Standard Protocols

Standards are an important part of the Trinsic product stack. Our vision is that people everywhere will have a digital identity that’s as legitimate as their real-world identity. In the real world, standards are a crucial part of identity. Why do you think that driver’s licenses from different states contain the same information? Or transcripts from different universities look the same? It’s because they’re based on standards that enable any party to trust it.

Standards make the world go round

Not to mention that open standards make good business. The ICP/IP protocol the internet runs on is an open standard that beat out the proprietary Microsoft protocols. HTTP is another standard – any browser can visit any website because of it. Bluetooth is another standard – any headphones can connect to any phone, which makes both the headphones and the phone more valuable as a result.
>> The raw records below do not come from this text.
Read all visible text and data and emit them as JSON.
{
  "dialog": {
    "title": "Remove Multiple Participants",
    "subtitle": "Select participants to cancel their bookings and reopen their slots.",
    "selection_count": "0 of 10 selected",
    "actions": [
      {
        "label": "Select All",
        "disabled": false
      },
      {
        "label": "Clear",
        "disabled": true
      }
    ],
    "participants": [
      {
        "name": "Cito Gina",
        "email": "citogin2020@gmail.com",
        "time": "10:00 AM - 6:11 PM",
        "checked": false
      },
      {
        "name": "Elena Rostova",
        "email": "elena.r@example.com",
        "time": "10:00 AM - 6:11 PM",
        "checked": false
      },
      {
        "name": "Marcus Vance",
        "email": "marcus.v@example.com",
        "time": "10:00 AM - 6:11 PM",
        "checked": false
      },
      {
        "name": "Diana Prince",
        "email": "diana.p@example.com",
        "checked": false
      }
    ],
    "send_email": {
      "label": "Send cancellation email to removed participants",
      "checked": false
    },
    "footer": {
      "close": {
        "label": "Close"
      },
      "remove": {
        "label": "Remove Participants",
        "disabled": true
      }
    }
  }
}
Standards enable us to interoperate with the community. If our competitors sell into the State of California to issue driver’s licenses, any of our partners can accept those licenses. What’s good for one competitor is good for the others.

Avoid vendor lock-in

Standards also enable us to avoid vendor lock-in. The State of California probably doesn’t want to force all its constituents to download a specific company’s app, it will want its citizens to have the freedom to choose from a variety of apps. It may help to imagine if the whole internet was run by Microsoft… and you had to have a Microsoft device in order to access government services. That wouldn’t fly, because at that point Microsoft would be a monopoly.

There are two kinds of standards that we are keenly interested in implementing to enable interoperability and avoid vendor lock-in: data model standards and protocol standards.

Data model standards

Computers are very precise, so it’s important they have a model for how data is structured. For an oversimplified example, if you had a database that stores data like this:

{name: “John Smith”, email: “[email protected]”, dob: “01/01/91”}

Then you will run in to problems if you try to insert the following into the database:

{e-mail: "[email protected]", date_of_birth: "01/01/1991", f_name: "John", zodiac: "aries"}

If you needed to share user databases with other people in an industry, you’d form a standards body (like the W3C or IEEE, etc.) to agree on what data will be collected, what order it appears in, how it’s spelled, punctuation, etc. The more specific the use case, the easier it is to standardize.

There are two fundamentally important standards that we use, both developed at the W3C:

  • Decentralized identifiers (DIDs): DIDs are the identifiers used in SSI. They don’t store any data. Think of them as a username, or a phone number, or an IP address, or any other identifier – except they don’t need a central registry to authorize them. In SSI, every person has a new DID for each relationship they have. And the issuers of credentials have a public DID with a reputation so verifiers can trust it.
  • Verifiable credentials (VCs): This is data that an issuer attests about you and signs with their DID. This same thing happens with the DMV in real life – they issue you a credential that others can verify is legit. Only now, there’s a digital version in addition to the plastic. VCs answer the question “says who?”.

Protocol standards

Once we’re using the same data model, we must figure out how to communicate. Theoretically, anyone could export their VCs out of their wallet, download them onto a thumb drive, and upload them into someone else's wallet (if it supports the VC data model) for verification. But clearly, using common protocols is better than that.

DID Communications (DIDComms)

DIDComm is an important standard protocol that lets a DID have secure communications with another DID. DIDComm started in Aries and recently moved to DIF.

Aries RFCs

The .NET implementation is a collection of implemented standards based on the Hyperledger Aries RFCs (Request for Comment) documents. This is a project that is meant to make apps and clients that can interact with a variety of distributed ledgers. All of the protocol specifications can be found in the aries-rfcs repo.

A protocol is a step-by-step process to accomplish a task. If it’s not followed exactly correctly by either side, the process will fail. For example, consider a university issuing a student ID to someone.

  1. School sends a credential offer to student
  2. Student responds with a credential request to the school to accept the credential
  3. School sends a issue credential to the student, which includes the credential

Note that people can decide which of these standards to follow and which to ignore. Trinsic and others don’t have to implement every Aries RFC. But if we implement a feature that can be done in a way that follows an RFC, we should follow the RFC to do so so that it’s interoperable with other implementations.